> Task to carry out
Each record that follows is to be reproduced character for character, pictures excepted.

> Provided data
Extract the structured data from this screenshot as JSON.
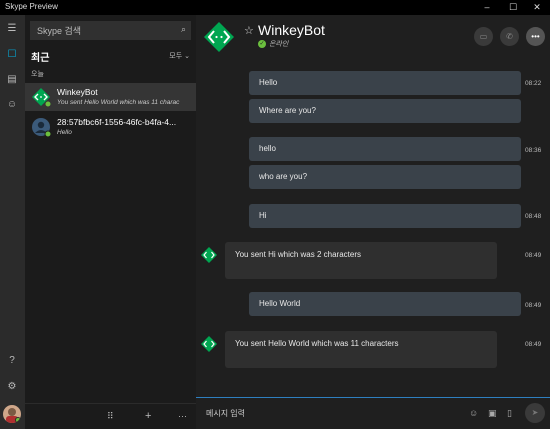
{
  "window": {
    "title": "Skype Preview",
    "min": "–",
    "max": "☐",
    "close": "✕"
  },
  "rail": {
    "menu": "☰",
    "recent": "☐",
    "contacts": "▤",
    "people": "☺",
    "help": "?",
    "settings": "⚙"
  },
  "search": {
    "placeholder": "Skype 검색",
    "icon": "⌕"
  },
  "recent_label": "최근",
  "filter_label": "모두 ⌄",
  "day_label": "오늘",
  "conversations": [
    {
      "name": "WinkeyBot",
      "preview": "You sent Hello World which was 11 charac",
      "selected": true
    },
    {
      "name": "28:57bfbc6f-1556-46fc-b4fa-4...",
      "preview": "Hello",
      "selected": false
    }
  ],
  "list_footer": {
    "dialpad": "⠿",
    "add": "+",
    "more": "···"
  },
  "header": {
    "name": "WinkeyBot",
    "status": "온라인",
    "star": "☆",
    "video": "▭",
    "call": "✆",
    "more": "•••"
  },
  "messages": [
    {
      "text": "Hello",
      "time": "08:22"
    },
    {
      "text": "Where are you?"
    },
    {
      "text": "hello",
      "time": "08:36"
    },
    {
      "text": "who are you?"
    },
    {
      "text": "Hi",
      "time": "08:48"
    },
    {
      "text": "You sent Hi which was 2 characters",
      "time": "08:49"
    },
    {
      "text": "Hello World",
      "time": "08:49"
    },
    {
      "text": "You sent Hello World which was 11 characters",
      "time": "08:49"
    }
  ],
  "composer": {
    "placeholder": "메시지 입력",
    "emoji": "☺",
    "image": "▣",
    "file": "▯",
    "send": "➤"
  },
  "colors": {
    "bot_green": "#00a651",
    "accent": "#00b2e3",
    "online": "#6bbf3e"
  }
}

> Solved problem
Extract the structured data from this screenshot as JSON.
{
  "window": {
    "title": "Skype Preview",
    "min": "–",
    "max": "☐",
    "close": "✕"
  },
  "rail": {
    "menu": "☰",
    "recent": "☐",
    "contacts": "▤",
    "people": "☺",
    "help": "?",
    "settings": "⚙"
  },
  "search": {
    "placeholder": "Skype 검색",
    "icon": "⌕"
  },
  "recent_label": "최근",
  "filter_label": "모두 ⌄",
  "day_label": "오늘",
  "conversations": [
    {
      "name": "WinkeyBot",
      "preview": "You sent Hello World which was 11 charac",
      "selected": true
    },
    {
      "name": "28:57bfbc6f-1556-46fc-b4fa-4...",
      "preview": "Hello",
      "selected": false
    }
  ],
  "list_footer": {
    "dialpad": "⠿",
    "add": "+",
    "more": "···"
  },
  "header": {
    "name": "WinkeyBot",
    "status": "온라인",
    "star": "☆",
    "video": "▭",
    "call": "✆",
    "more": "•••"
  },
  "messages": [
    {
      "text": "Hello",
      "time": "08:22"
    },
    {
      "text": "Where are you?"
    },
    {
      "text": "hello",
      "time": "08:36"
    },
    {
      "text": "who are you?"
    },
    {
      "text": "Hi",
      "time": "08:48"
    },
    {
      "text": "You sent Hi which was 2 characters",
      "time": "08:49"
    },
    {
      "text": "Hello World",
      "time": "08:49"
    },
    {
      "text": "You sent Hello World which was 11 characters",
      "time": "08:49"
    }
  ],
  "composer": {
    "placeholder": "메시지 입력",
    "emoji": "☺",
    "image": "▣",
    "file": "▯",
    "send": "➤"
  },
  "colors": {
    "bot_green": "#00a651",
    "accent": "#00b2e3",
    "online": "#6bbf3e"
  }
}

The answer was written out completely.